(1 Nephi 7:4-5)

We know that leaving Jerusalem was tough for Lehi’s family: Laman and Lemuel are never reconciled to it (as can be seen in this very chapter), Sariah expressed concerns in 1 Nephi 5, while Nephi had to seek reassurance in prayer in 1 Nephi 2. Likewise we’ll find that much of Ishmael’s family will respond similarly. So again, it’s quite striking that Ishmael and his household respond and leave, even through all they can hear is what is relayed to them second-hand by the brothers, as opposed to Lehi (the one receiving “the words of the Lord”) directly. Of course, this encapsulates the principle contained in Doctrine & Covenants 1:38:

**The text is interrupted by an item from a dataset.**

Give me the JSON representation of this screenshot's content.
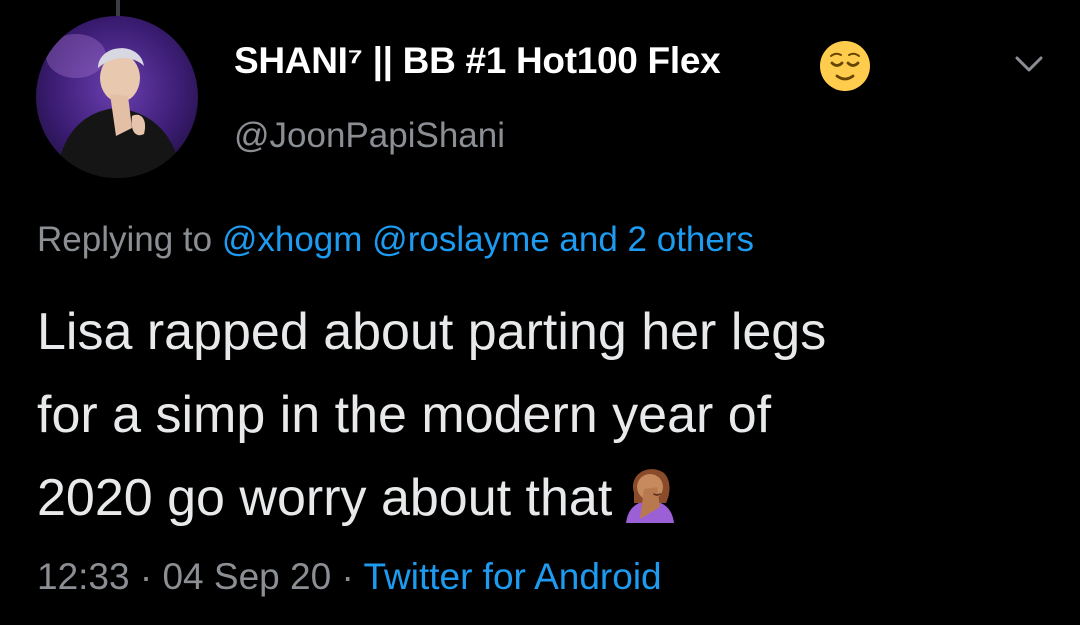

What I the Lord have spoken, I have spoken, and I excuse not myself; and though the heavens and the earth pass away, my word shall not pass away, but shall all be fulfilled, whether by mine own voice or by the voice of my servants, it is the same.

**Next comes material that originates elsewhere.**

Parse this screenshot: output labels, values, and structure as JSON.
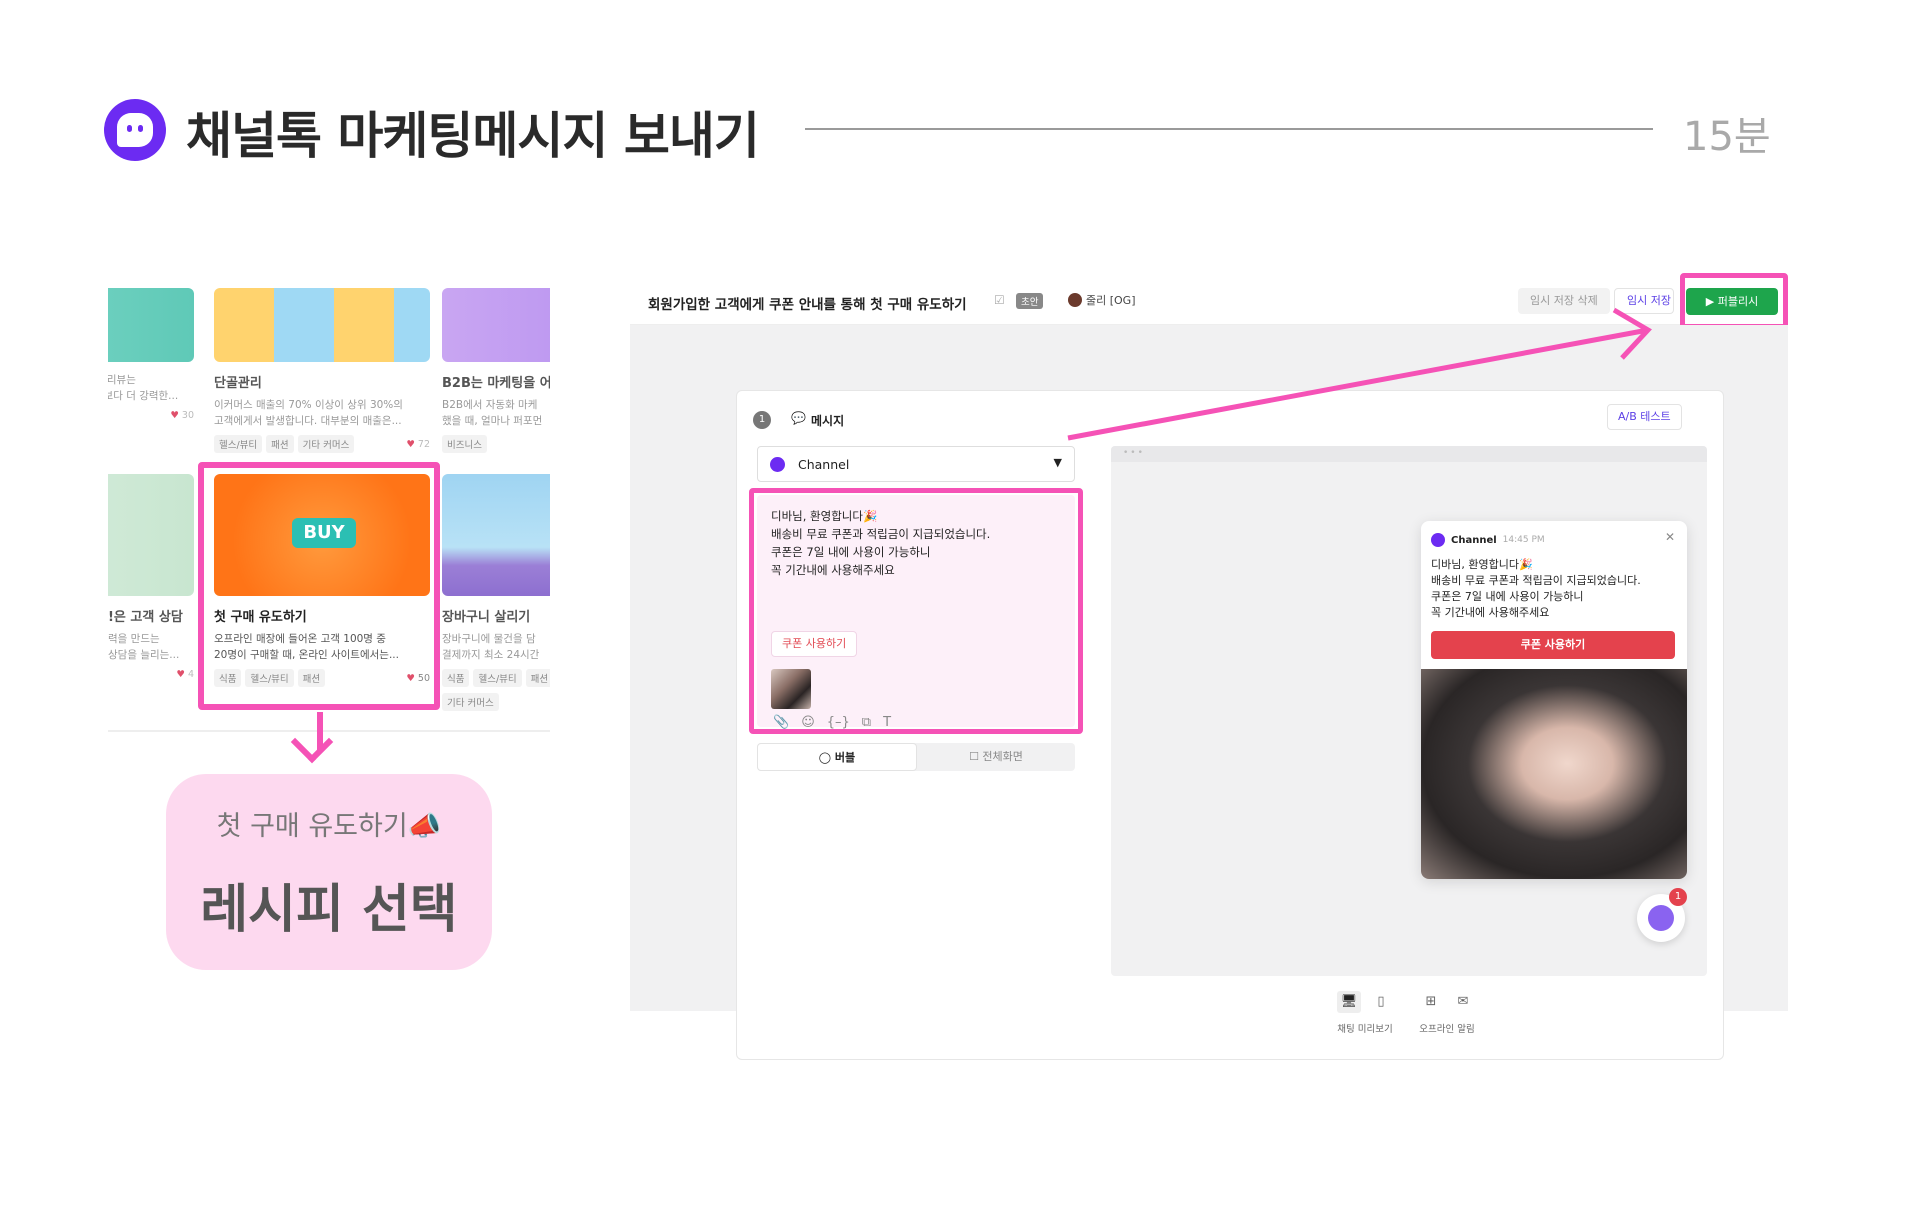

We sometimes take that verse as referring to prophets and apostles as “my servants”, but reading Section 1 in full makes clear that it is more expansive than that: the Lord’s servants are all of those he’s commissioned to relay his words. For those hearing the gospel for the first time, for instance, the “voice of my servants” of this verse includes that of the missionaries teaching them. And Ishmael must have understood that it included the four brothers standing in front of him at that moment.

On the way back, of course, Laman and Lemuel and parts of Ishmael’s household decide that perhaps they don’t want to go anyway. Nephi tries to remonstrate with them, and so they decide to tie him up to leave him to die. What’s interesting here is that they had another option aside from the murder attempt or what they did do (abandon said attempt, repent, and continue on), that Nephi even points out to them in verse 15:

Now behold, I say unto you that if ye will return unto Jerusalem ye shall also perish with them. And now, if ye have choice, go up to the land, and remember the words which I speak unto you, that if ye go ye will also perish; for thus the Spirit of the Lord constraineth me that I should speak.

They reject Nephi’s words, but they could have just left then. If they’d simply left Nephi, Ishmael and the others to continue on, there’s little Nephi could have done to stop them, and they could have continue to live at Jerusalem (at least until the Babylonians flattened the place in 587-586 BC, but they didn’t believe Lehi about that). But instead they get so angry at Nephi that they switch to the murder attempt, and that seems to constrain their options down to two: 1) trying to kill him or 2) repenting of that and continuing on into the wilderness. Rejecting Nephi’s words would at first appear to leave them with more options, but instead the act of rejection and the anger involved appear to involve them with less, so that not only can’t they leave Nephi alone,  but they seem unable to take the simple option they claimed to want in the first place. So it is with us: rejecting prophetic counsel may appear to offer more freedom, at least until the Babylonian-like consequences show up. But in practice, I’ve seen people get so angry and obsessive in their apostasy that they then cannot mentally leave alone whatever they are angry at, and so they don’t end up with more agency, they end up with less.